"Decisions are forks in the road," he says. "Life doesn't happen to us; we are an active participant. We get out of life what we choose." More than just a choice in the moment, good decision-making takes discipline, says Whitaker.
Trade-offs are not something as simple as flipping a coin. Our values guide us towards what we want in life, and it is not the same for all. Example: Buying a house has a trade-off of mortgage for the next ten or more years. This is subjective and depends on what we value in life.
Indecisive people suffer because they don’t know their inner values and what they care about.

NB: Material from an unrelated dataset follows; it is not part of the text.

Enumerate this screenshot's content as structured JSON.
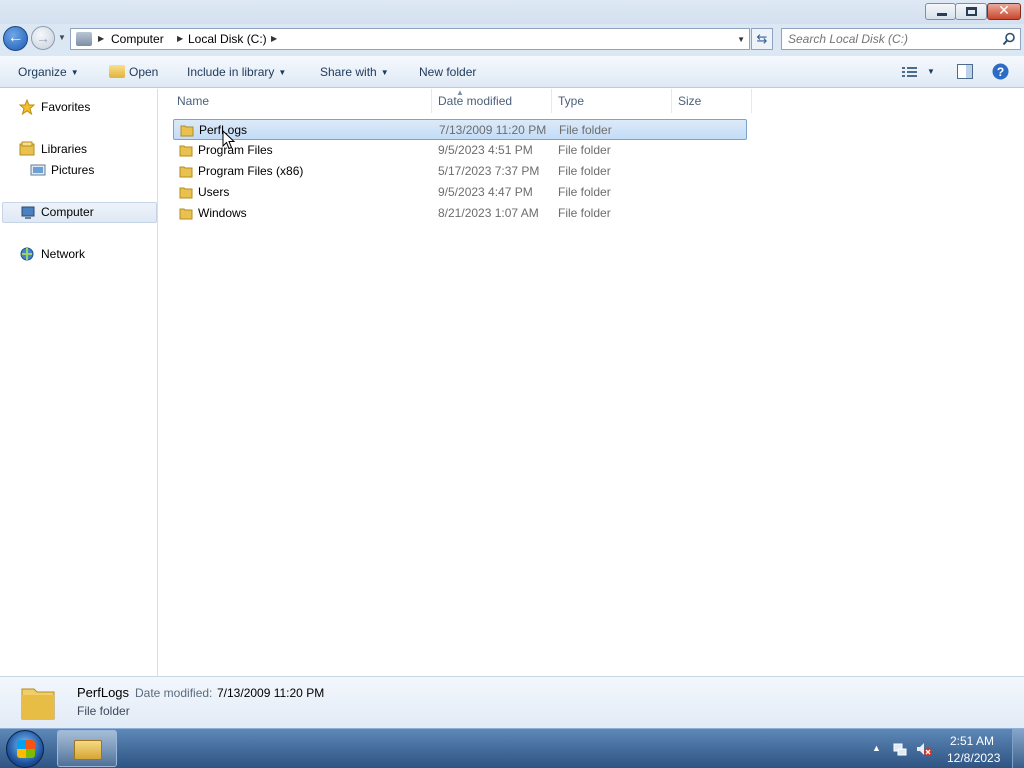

Executive Summary Consistently making good decisions is arguably the most important habit we can develop, especially at work. But some things are detrimental to good decision-making. When you have to make an important decision, be on the lookout for decision fatigue. Our ability to perform mental tasks and make decisions wears thin when it's repeatedly exerted.